Since the early 1980’s Peter Gallo has been assembling an archive; an “image repertoire” of materials torn from magazines, found photographs, drawings, texts, newspaper clippings, images from art journals, buttons, pages from books, passages which he has jotted down from philosophical or poetic texts, printed advertisements, exhibition announcements, hand written lists, workplace memos, images of birds and flowers from natural history books, public notices, press photos, medical diagrams, photocopies, vintage porno, postcards, sales flyers, album covers, pharmaceutical promotionals, letters from his late mother, political buttons, even the remains of a meal (Gallo seems to have an affinity for chicken bones). The materials serve as sources for his paintings, as surfaces on which to draw, paint, or write, or as facture for his collages and assemblages.
Time for Motherfuckers features a series of posters for an exhibition of the same title derived from cell phone images the artist made from this reservoir of stuff – an exhibition of advertisements for the exhibition.
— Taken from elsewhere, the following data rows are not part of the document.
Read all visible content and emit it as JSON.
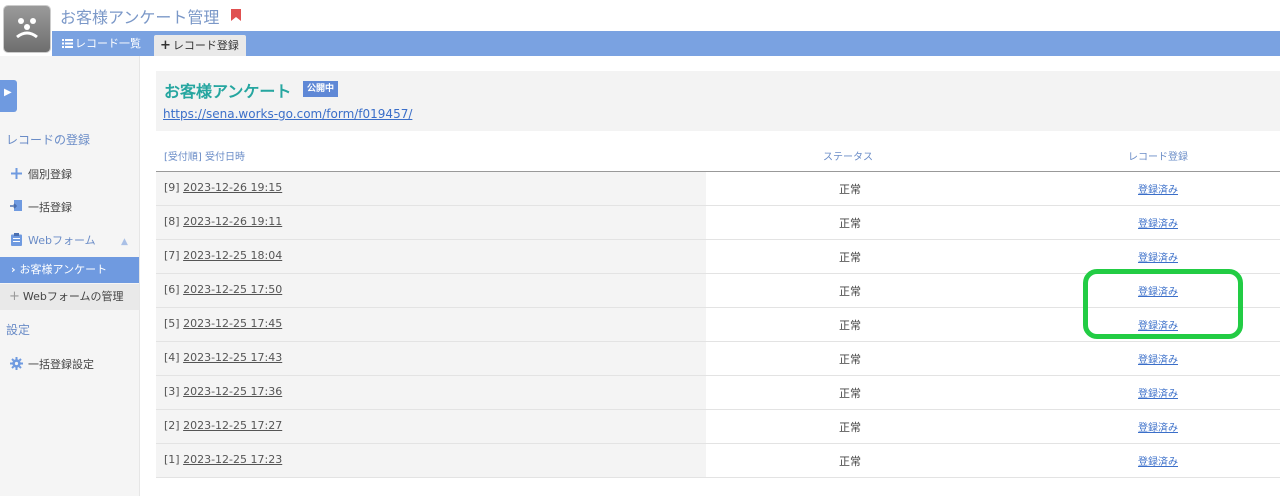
{
  "header": {
    "app_title": "お客様アンケート管理",
    "tabs": [
      {
        "label": "レコード一覧"
      },
      {
        "label": "レコード登録"
      }
    ]
  },
  "sidebar": {
    "section_register": "レコードの登録",
    "items": [
      {
        "label": "個別登録",
        "icon": "plus-icon"
      },
      {
        "label": "一括登録",
        "icon": "import-icon"
      },
      {
        "label": "Webフォーム",
        "icon": "clipboard-icon"
      }
    ],
    "active_item": "お客様アンケート",
    "manage_item": "Webフォームの管理",
    "section_settings": "設定",
    "settings_items": [
      {
        "label": "一括登録設定",
        "icon": "gear-icon"
      }
    ]
  },
  "form": {
    "title": "お客様アンケート",
    "status_badge": "公開中",
    "url": "https://sena.works-go.com/form/f019457/"
  },
  "table": {
    "columns": [
      "[受付順] 受付日時",
      "ステータス",
      "レコード登録"
    ],
    "rows": [
      {
        "order": "[9]",
        "datetime": "2023-12-26 19:15",
        "status": "正常",
        "registration": "登録済み"
      },
      {
        "order": "[8]",
        "datetime": "2023-12-26 19:11",
        "status": "正常",
        "registration": "登録済み"
      },
      {
        "order": "[7]",
        "datetime": "2023-12-25 18:04",
        "status": "正常",
        "registration": "登録済み"
      },
      {
        "order": "[6]",
        "datetime": "2023-12-25 17:50",
        "status": "正常",
        "registration": "登録済み"
      },
      {
        "order": "[5]",
        "datetime": "2023-12-25 17:45",
        "status": "正常",
        "registration": "登録済み"
      },
      {
        "order": "[4]",
        "datetime": "2023-12-25 17:43",
        "status": "正常",
        "registration": "登録済み"
      },
      {
        "order": "[3]",
        "datetime": "2023-12-25 17:36",
        "status": "正常",
        "registration": "登録済み"
      },
      {
        "order": "[2]",
        "datetime": "2023-12-25 17:27",
        "status": "正常",
        "registration": "登録済み"
      },
      {
        "order": "[1]",
        "datetime": "2023-12-25 17:23",
        "status": "正常",
        "registration": "登録済み"
      }
    ]
  },
  "colors": {
    "accent": "#7aa2e1",
    "title_teal": "#26a6a0",
    "highlight_green": "#22cc44"
  }
}
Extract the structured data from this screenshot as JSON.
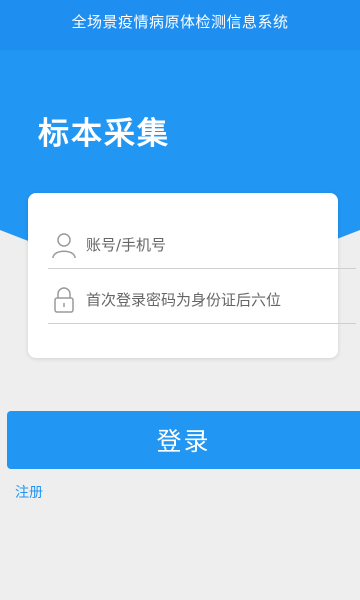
{
  "app_title": "全场景疫情病原体检测信息系统",
  "heading": "标本采集",
  "form": {
    "account_placeholder": "账号/手机号",
    "password_placeholder": "首次登录密码为身份证后六位",
    "account_icon": "user-icon",
    "password_icon": "lock-icon"
  },
  "login_label": "登录",
  "register_label": "注册",
  "colors": {
    "primary": "#2196f3",
    "background": "#eeeeee",
    "card": "#ffffff"
  }
}
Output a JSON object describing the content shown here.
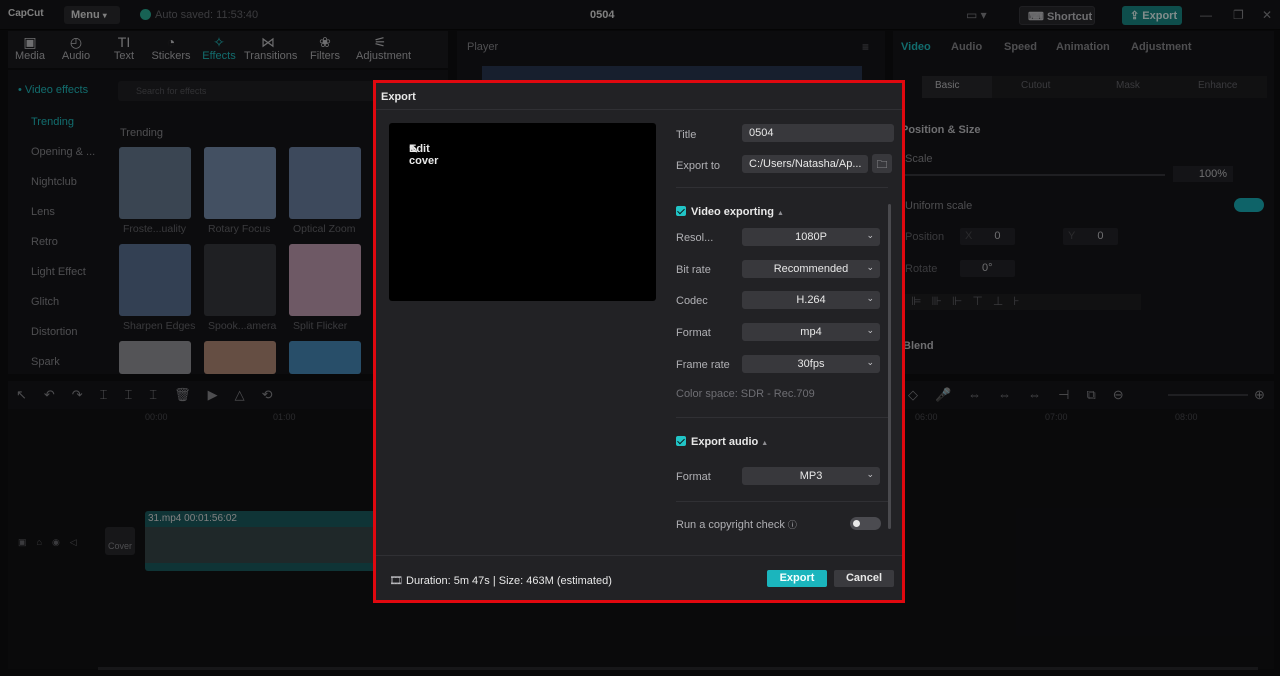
{
  "app": {
    "logo": "CapCut",
    "menu": "Menu",
    "autosave": "Auto saved: 11:53:40",
    "project_title": "0504",
    "shortcut": "Shortcut",
    "export": "Export"
  },
  "media_tools": [
    {
      "icon": "media-icon",
      "glyph": "▣",
      "label": "Media"
    },
    {
      "icon": "audio-icon",
      "glyph": "◴",
      "label": "Audio"
    },
    {
      "icon": "text-icon",
      "glyph": "TI",
      "label": "Text"
    },
    {
      "icon": "stickers-icon",
      "glyph": "◔",
      "label": "Stickers"
    },
    {
      "icon": "effects-icon",
      "glyph": "✧",
      "label": "Effects"
    },
    {
      "icon": "transitions-icon",
      "glyph": "⋈",
      "label": "Transitions"
    },
    {
      "icon": "filters-icon",
      "glyph": "❀",
      "label": "Filters"
    },
    {
      "icon": "adjustment-icon",
      "glyph": "⚟",
      "label": "Adjustment"
    }
  ],
  "effects_panel": {
    "category": "• Video effects",
    "search_placeholder": "Search for effects",
    "items": [
      "Trending",
      "Opening & ...",
      "Nightclub",
      "Lens",
      "Retro",
      "Light Effect",
      "Glitch",
      "Distortion",
      "Spark"
    ],
    "section": "Trending",
    "thumbs": [
      "Froste...uality",
      "Rotary Focus",
      "Optical Zoom",
      "Sharpen Edges",
      "Spook...amera",
      "Split Flicker"
    ]
  },
  "player": {
    "title": "Player"
  },
  "right_panel": {
    "tabs": [
      "Video",
      "Audio",
      "Speed",
      "Animation",
      "Adjustment"
    ],
    "subtabs": [
      "Basic",
      "Cutout",
      "Mask",
      "Enhance"
    ],
    "position_size": "Position & Size",
    "scale": "Scale",
    "scale_value": "100%",
    "uniform_scale": "Uniform scale",
    "position": "Position",
    "x": "X",
    "x_value": "0",
    "y": "Y",
    "y_value": "0",
    "rotate": "Rotate",
    "rotate_value": "0°",
    "blend": "Blend"
  },
  "timeline": {
    "ticks": [
      "00:00",
      "01:00",
      "06:00",
      "07:00",
      "08:00"
    ],
    "clip_label": "31.mp4  00:01:56:02",
    "cover": "Cover"
  },
  "export_dialog": {
    "title": "Export",
    "edit_cover": "Edit cover",
    "title_label": "Title",
    "title_value": "0504",
    "export_to_label": "Export to",
    "export_to_value": "C:/Users/Natasha/Ap...",
    "video_exporting": "Video exporting",
    "resolution_label": "Resol...",
    "resolution_value": "1080P",
    "bitrate_label": "Bit rate",
    "bitrate_value": "Recommended",
    "codec_label": "Codec",
    "codec_value": "H.264",
    "format_label": "Format",
    "format_value": "mp4",
    "framerate_label": "Frame rate",
    "framerate_value": "30fps",
    "color_space": "Color space: SDR - Rec.709",
    "export_audio": "Export audio",
    "audio_format_label": "Format",
    "audio_format_value": "MP3",
    "copyright_check": "Run a copyright check",
    "duration_size": "Duration: 5m 47s | Size: 463M (estimated)",
    "export_button": "Export",
    "cancel_button": "Cancel"
  },
  "colors": {
    "accent": "#21c5c7",
    "highlight_border": "#e0080f",
    "dialog_bg": "#222225"
  }
}
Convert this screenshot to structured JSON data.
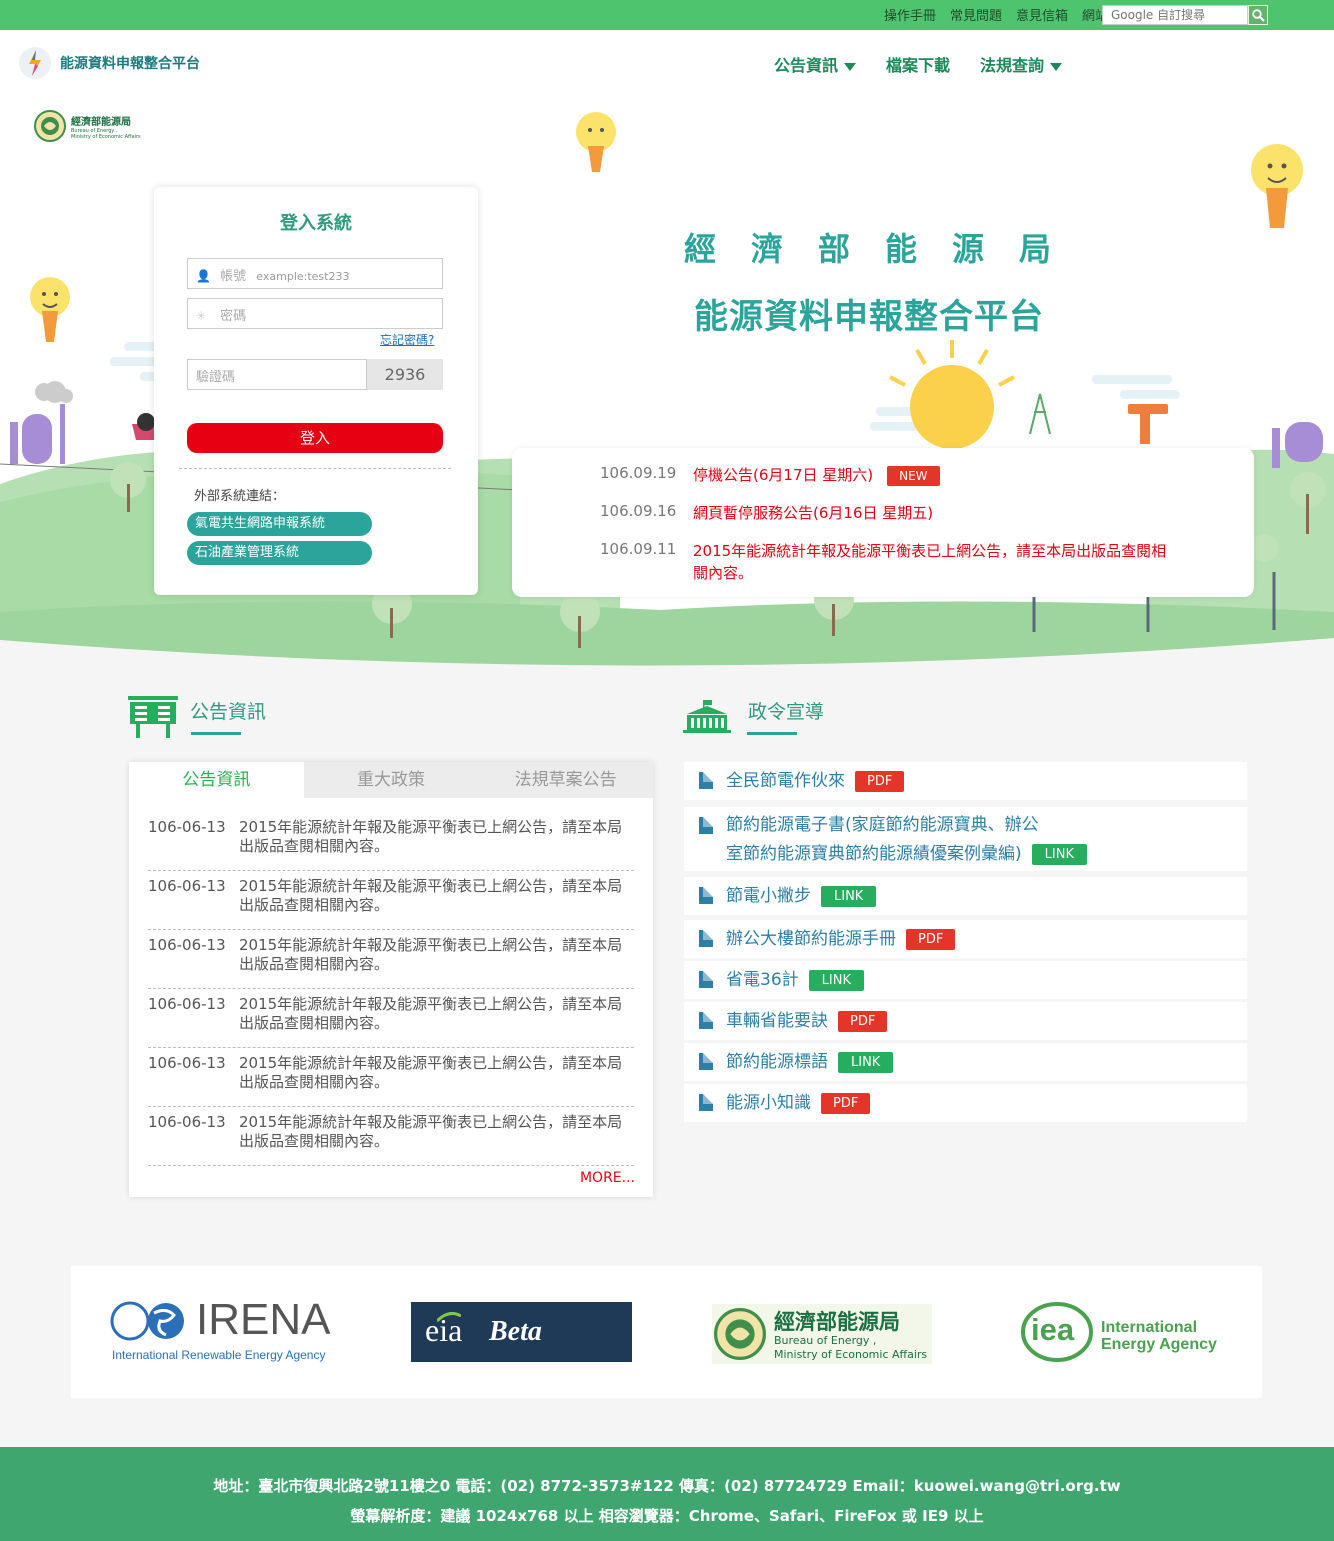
{
  "topbar": {
    "links": [
      "操作手冊",
      "常見問題",
      "意見信箱",
      "網站導覽"
    ],
    "search_placeholder": "Google 自訂搜尋"
  },
  "header": {
    "site_name": "能源資料申報整合平台",
    "nav": [
      "公告資訊",
      "檔案下載",
      "法規查詢"
    ]
  },
  "agency_logo": {
    "name": "經濟部能源局",
    "en_line1": "Bureau of Energy ,",
    "en_line2": "Ministry of Economic Affairs"
  },
  "login": {
    "title": "登入系統",
    "account_label": "帳號",
    "account_example": "example:test233",
    "password_label": "密碼",
    "forgot": "忘記密碼?",
    "captcha_label": "驗證碼",
    "captcha_code": "2936",
    "submit": "登入",
    "external_label": "外部系統連結：",
    "external_links": [
      "氣電共生網路申報系統",
      "石油產業管理系統"
    ]
  },
  "hero": {
    "title": "經濟部能源局",
    "subtitle": "能源資料申報整合平台"
  },
  "news": [
    {
      "date": "106.09.19",
      "title": "停機公告(6月17日 星期六)",
      "badge": "NEW"
    },
    {
      "date": "106.09.16",
      "title": "網頁暫停服務公告(6月16日 星期五)"
    },
    {
      "date": "106.09.11",
      "title": "2015年能源統計年報及能源平衡表已上網公告，請至本局出版品查閱相關內容。"
    }
  ],
  "announce": {
    "heading": "公告資訊",
    "tabs": [
      "公告資訊",
      "重大政策",
      "法規草案公告"
    ],
    "items": [
      {
        "date": "106-06-13",
        "title": "2015年能源統計年報及能源平衡表已上網公告，請至本局出版品查閱相關內容。"
      },
      {
        "date": "106-06-13",
        "title": "2015年能源統計年報及能源平衡表已上網公告，請至本局出版品查閱相關內容。"
      },
      {
        "date": "106-06-13",
        "title": "2015年能源統計年報及能源平衡表已上網公告，請至本局出版品查閱相關內容。"
      },
      {
        "date": "106-06-13",
        "title": "2015年能源統計年報及能源平衡表已上網公告，請至本局出版品查閱相關內容。"
      },
      {
        "date": "106-06-13",
        "title": "2015年能源統計年報及能源平衡表已上網公告，請至本局出版品查閱相關內容。"
      },
      {
        "date": "106-06-13",
        "title": "2015年能源統計年報及能源平衡表已上網公告，請至本局出版品查閱相關內容。"
      }
    ],
    "more": "MORE..."
  },
  "policy": {
    "heading": "政令宣導",
    "items": [
      {
        "title": "全民節電作伙來",
        "tag": "PDF"
      },
      {
        "title_line1": "節約能源電子書(家庭節約能源寶典、辦公",
        "title_line2": "室節約能源寶典節約能源績優案例彙編)",
        "tag": "LINK"
      },
      {
        "title": "節電小撇步",
        "tag": "LINK"
      },
      {
        "title": "辦公大樓節約能源手冊",
        "tag": "PDF"
      },
      {
        "title": "省電36計",
        "tag": "LINK"
      },
      {
        "title": "車輛省能要訣",
        "tag": "PDF"
      },
      {
        "title": "節約能源標語",
        "tag": "LINK"
      },
      {
        "title": "能源小知識",
        "tag": "PDF"
      }
    ]
  },
  "partners": {
    "irena": {
      "name": "IRENA",
      "full": "International Renewable Energy Agency"
    },
    "eia": {
      "name": "eia",
      "beta": "Beta"
    },
    "boe": {
      "name": "經濟部能源局",
      "en_line1": "Bureau of Energy ,",
      "en_line2": "Ministry of Economic Affairs"
    },
    "iea": {
      "name": "iea",
      "full_line1": "International",
      "full_line2": "Energy Agency"
    }
  },
  "footer": {
    "line1": "地址：臺北市復興北路2號11樓之0 電話：(02) 8772-3573#122 傳真：(02) 87724729 Email：kuowei.wang@tri.org.tw",
    "line2": "螢幕解析度：建議 1024x768 以上 相容瀏覽器：Chrome、Safari、FireFox 或 IE9 以上"
  },
  "colors": {
    "topbar": "#4fc46e",
    "brand_teal": "#2ba59b",
    "alert_red": "#e60012",
    "footer": "#3fa66f",
    "hill": "#9ed49e"
  }
}
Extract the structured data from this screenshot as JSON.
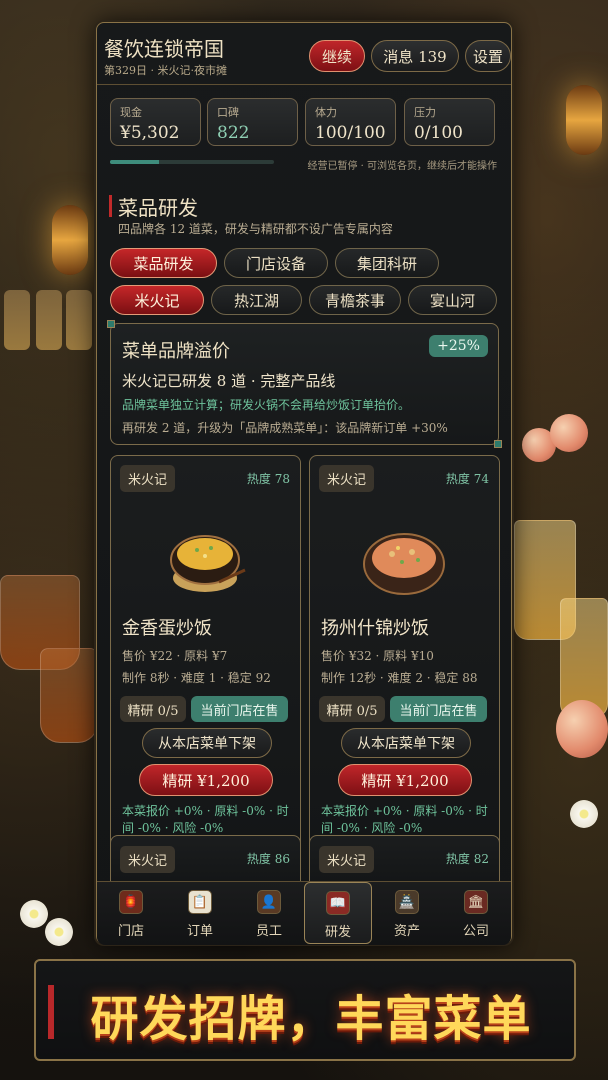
{
  "header": {
    "title": "餐饮连锁帝国",
    "subtitle": "第329日 · 米火记·夜市摊",
    "continue_label": "继续",
    "messages_label": "消息 139",
    "settings_label": "设置"
  },
  "stats": [
    {
      "label": "现金",
      "value": "¥5,302"
    },
    {
      "label": "口碑",
      "value": "822"
    },
    {
      "label": "体力",
      "value": "100/100"
    },
    {
      "label": "压力",
      "value": "0/100"
    }
  ],
  "progress_fraction": 0.3,
  "paused_text": "经营已暂停 · 可浏览各页，继续后才能操作",
  "section": {
    "title": "菜品研发",
    "desc": "四品牌各 12 道菜，研发与精研都不设广告专属内容"
  },
  "tabs": [
    {
      "label": "菜品研发",
      "active": true
    },
    {
      "label": "门店设备",
      "active": false
    },
    {
      "label": "集团科研",
      "active": false
    }
  ],
  "brands": [
    {
      "label": "米火记",
      "active": true
    },
    {
      "label": "热江湖",
      "active": false
    },
    {
      "label": "青檐茶事",
      "active": false
    },
    {
      "label": "宴山河",
      "active": false
    }
  ],
  "bonus": {
    "title": "菜单品牌溢价",
    "badge": "+25%",
    "line1": "米火记已研发 8 道 · 完整产品线",
    "line2": "品牌菜单独立计算；研发火锅不会再给炒饭订单抬价。",
    "line3": "再研发 2 道，升级为「品牌成熟菜单」：该品牌新订单 +30%"
  },
  "dishes": [
    {
      "brand": "米火记",
      "heat": "热度 78",
      "name": "金香蛋炒饭",
      "price": "售价 ¥22 · 原料 ¥7",
      "make": "制作 8秒 · 难度 1 · 稳定 92",
      "refine_count": "精研 0/5",
      "status": "当前门店在售",
      "remove_label": "从本店菜单下架",
      "refine_label": "精研 ¥1,200",
      "effect": "本菜报价 +0% · 原料 -0% · 时间 -0% · 风险 -0%",
      "food_color": "#e7b338"
    },
    {
      "brand": "米火记",
      "heat": "热度 74",
      "name": "扬州什锦炒饭",
      "price": "售价 ¥32 · 原料 ¥10",
      "make": "制作 12秒 · 难度 2 · 稳定 88",
      "refine_count": "精研 0/5",
      "status": "当前门店在售",
      "remove_label": "从本店菜单下架",
      "refine_label": "精研 ¥1,200",
      "effect": "本菜报价 +0% · 原料 -0% · 时间 -0% · 风险 -0%",
      "food_color": "#e08a5a"
    },
    {
      "brand": "米火记",
      "heat": "热度 86"
    },
    {
      "brand": "米火记",
      "heat": "热度 82"
    }
  ],
  "nav": [
    {
      "label": "门店",
      "icon": "store-icon",
      "active": false
    },
    {
      "label": "订单",
      "icon": "order-icon",
      "active": false
    },
    {
      "label": "员工",
      "icon": "staff-icon",
      "active": false
    },
    {
      "label": "研发",
      "icon": "book-icon",
      "active": true
    },
    {
      "label": "资产",
      "icon": "asset-icon",
      "active": false
    },
    {
      "label": "公司",
      "icon": "company-icon",
      "active": false
    }
  ],
  "banner": {
    "text": "研发招牌，丰富菜单"
  },
  "colors": {
    "accent_red": "#c0262a",
    "accent_green": "#3d7f6e",
    "gold_border": "#8a7347"
  }
}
The images for these posters were produced just a few days before the opening and sent as cell phone messages to his dealer who dispatched them with typographic instructions to the printer. The title is derived from something the artist jotted across an advertisement for an expensive watch (images of timepieces are evenly distributed throughout Gallo’s holdings). The cell phone treatment of these items and the grainy traces of data decay bestow a visual effect that is both painterly and mechanical, particularly in those images in which the items have been closely cropped.
Peter Gallo lives and works in Hyde Park, Vermont. He has had solo shows at Sunday L.E.S. / Horton Gallery, New York, White Columns (White Room), New York, Freight + Volume, New York, and the Wendy Cooper Gallery, Chicago. Gallo is a doctoral candidate in art history at Concordia University in Montreal, where he is authoring, “Medicalisation and its Discontents: The Artist as Case History.” He also works as a psychiatric social worker in a rural health care agency in Northern Vermont, and has been active in the Grass Roots Art and Community Efforts (GRACE) in Hardwick, Vermont. In addition, he has organized numerous exhibitions and has contributed criticism to Art in America and Art New England, among others. His work has recently been discussed in The New York Times, Artforum, Frieze, and Art in America